┏━━

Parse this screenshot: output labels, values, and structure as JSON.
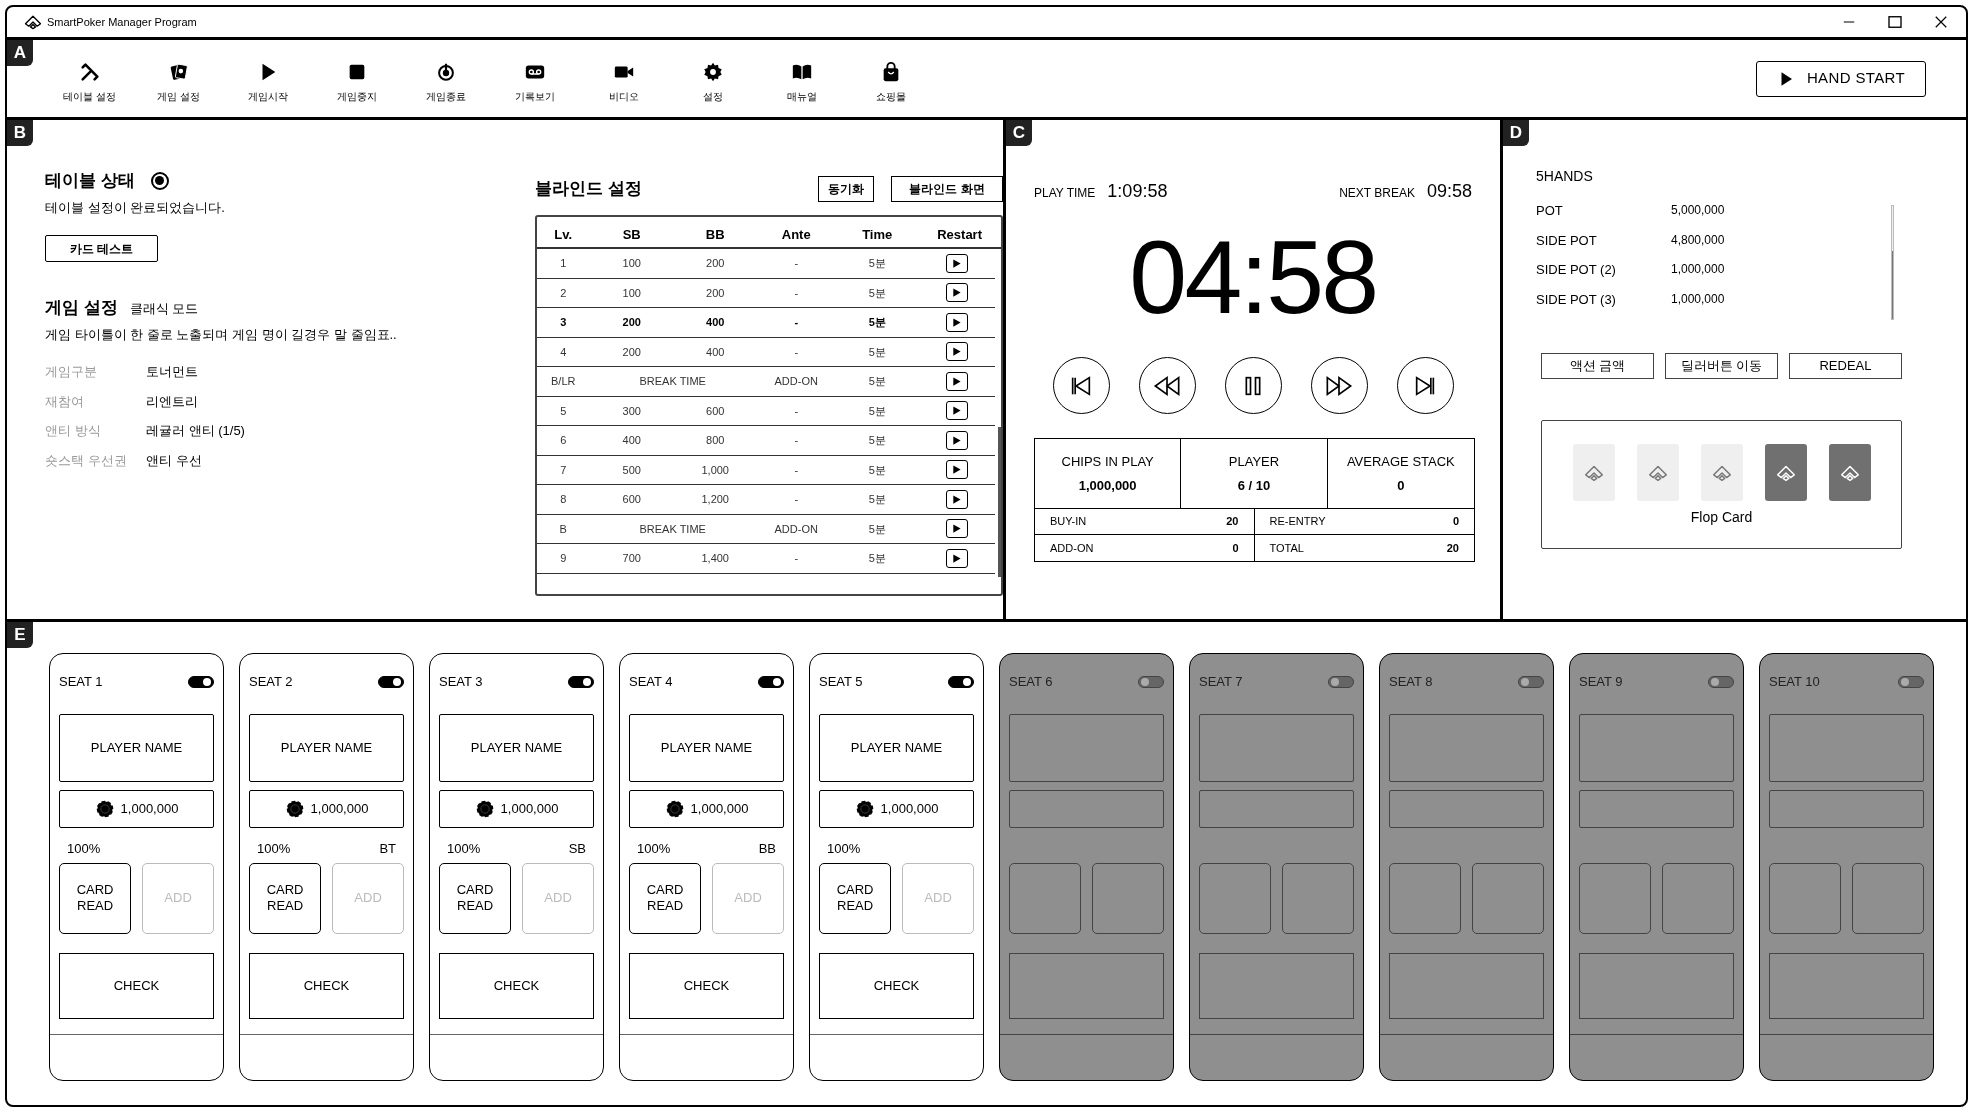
{
  "window": {
    "title": "SmartPoker Manager Program"
  },
  "toolbar": {
    "label": "A",
    "items": [
      {
        "label": "테이블 설정"
      },
      {
        "label": "게임 설정"
      },
      {
        "label": "게임시작"
      },
      {
        "label": "게임중지"
      },
      {
        "label": "게임종료"
      },
      {
        "label": "기록보기"
      },
      {
        "label": "비디오"
      },
      {
        "label": "설정"
      },
      {
        "label": "매뉴얼"
      },
      {
        "label": "쇼핑몰"
      }
    ],
    "hand_start": "HAND START"
  },
  "table_panel": {
    "label": "B",
    "table_status": {
      "title": "테이블 상태",
      "on": true,
      "message": "테이블 설정이 완료되었습니다.",
      "card_test": "카드 테스트"
    },
    "game_settings": {
      "title": "게임 설정",
      "mode": "클래식 모드",
      "description": "게임 타이틀이 한 줄로 노출되며 게임 명이 길경우 말 줄임표..",
      "fields": [
        {
          "label": "게임구분",
          "value": "토너먼트"
        },
        {
          "label": "재참여",
          "value": "리엔트리"
        },
        {
          "label": "앤티 방식",
          "value": "레귤러 앤티 (1/5)"
        },
        {
          "label": "숏스택 우선권",
          "value": "앤티 우선"
        }
      ]
    },
    "blinds": {
      "title": "블라인드 설정",
      "buttons": [
        "동기화",
        "블라인드 화면"
      ],
      "columns": [
        "Lv.",
        "SB",
        "BB",
        "Ante",
        "Time",
        "Restart"
      ],
      "rows": [
        {
          "kind": "level",
          "current": false,
          "cells": [
            "1",
            "100",
            "200",
            "-",
            "5분"
          ]
        },
        {
          "kind": "level",
          "current": false,
          "cells": [
            "2",
            "100",
            "200",
            "-",
            "5분"
          ]
        },
        {
          "kind": "level",
          "current": true,
          "cells": [
            "3",
            "200",
            "400",
            "-",
            "5분"
          ]
        },
        {
          "kind": "level",
          "current": false,
          "cells": [
            "4",
            "200",
            "400",
            "-",
            "5분"
          ]
        },
        {
          "kind": "break",
          "current": false,
          "cells": [
            "B/LR",
            "BREAK TIME",
            "",
            "ADD-ON",
            "5분"
          ]
        },
        {
          "kind": "level",
          "current": false,
          "cells": [
            "5",
            "300",
            "600",
            "-",
            "5분"
          ]
        },
        {
          "kind": "level",
          "current": false,
          "cells": [
            "6",
            "400",
            "800",
            "-",
            "5분"
          ]
        },
        {
          "kind": "level",
          "current": false,
          "cells": [
            "7",
            "500",
            "1,000",
            "-",
            "5분"
          ]
        },
        {
          "kind": "level",
          "current": false,
          "cells": [
            "8",
            "600",
            "1,200",
            "-",
            "5분"
          ]
        },
        {
          "kind": "break",
          "current": false,
          "cells": [
            "B",
            "BREAK TIME",
            "",
            "ADD-ON",
            "5분"
          ]
        },
        {
          "kind": "level",
          "current": false,
          "cells": [
            "9",
            "700",
            "1,400",
            "-",
            "5분"
          ]
        }
      ]
    }
  },
  "clock_panel": {
    "label": "C",
    "play_time_label": "PLAY TIME",
    "play_time": "1:09:58",
    "next_break_label": "NEXT BREAK",
    "next_break": "09:58",
    "clock": "04:58",
    "stats": [
      {
        "label": "CHIPS IN PLAY",
        "value": "1,000,000"
      },
      {
        "label": "PLAYER",
        "value": "6 / 10"
      },
      {
        "label": "AVERAGE STACK",
        "value": "0"
      }
    ],
    "counts": [
      {
        "label": "BUY-IN",
        "value": "20"
      },
      {
        "label": "RE-ENTRY",
        "value": "0"
      },
      {
        "label": "ADD-ON",
        "value": "0"
      },
      {
        "label": "TOTAL",
        "value": "20"
      }
    ]
  },
  "pot_panel": {
    "label": "D",
    "title": "5HANDS",
    "pots": [
      {
        "label": "POT",
        "value": "5,000,000"
      },
      {
        "label": "SIDE POT",
        "value": "4,800,000"
      },
      {
        "label": "SIDE POT (2)",
        "value": "1,000,000"
      },
      {
        "label": "SIDE POT (3)",
        "value": "1,000,000"
      }
    ],
    "buttons": [
      "액션 금액",
      "딜러버튼 이동",
      "REDEAL"
    ],
    "flop": {
      "label": "Flop Card",
      "cards": [
        {
          "highlighted": false
        },
        {
          "highlighted": false
        },
        {
          "highlighted": false
        },
        {
          "highlighted": true
        },
        {
          "highlighted": true
        }
      ]
    }
  },
  "seats_panel": {
    "label": "E",
    "seats": [
      {
        "label": "SEAT 1",
        "on": true,
        "player_name": "PLAYER NAME",
        "chips": "1,000,000",
        "percent": "100%",
        "card_read": "CARD READ",
        "add": "ADD",
        "check": "CHECK"
      },
      {
        "label": "SEAT 2",
        "on": true,
        "player_name": "PLAYER NAME",
        "chips": "1,000,000",
        "percent": "100%",
        "position": "BT",
        "card_read": "CARD READ",
        "add": "ADD",
        "check": "CHECK"
      },
      {
        "label": "SEAT 3",
        "on": true,
        "player_name": "PLAYER NAME",
        "chips": "1,000,000",
        "percent": "100%",
        "position": "SB",
        "card_read": "CARD READ",
        "add": "ADD",
        "check": "CHECK"
      },
      {
        "label": "SEAT 4",
        "on": true,
        "player_name": "PLAYER NAME",
        "chips": "1,000,000",
        "percent": "100%",
        "position": "BB",
        "card_read": "CARD READ",
        "add": "ADD",
        "check": "CHECK"
      },
      {
        "label": "SEAT 5",
        "on": true,
        "player_name": "PLAYER NAME",
        "chips": "1,000,000",
        "percent": "100%",
        "card_read": "CARD READ",
        "add": "ADD",
        "check": "CHECK"
      },
      {
        "label": "SEAT 6",
        "on": false
      },
      {
        "label": "SEAT 7",
        "on": false
      },
      {
        "label": "SEAT 8",
        "on": false
      },
      {
        "label": "SEAT 9",
        "on": false
      },
      {
        "label": "SEAT 10",
        "on": false
      }
    ]
  }
}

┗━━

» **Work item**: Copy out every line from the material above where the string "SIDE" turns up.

» **Reply**:
        "label": "SIDE POT",
        "label": "SIDE POT (2)",
        "label": "SIDE POT (3)",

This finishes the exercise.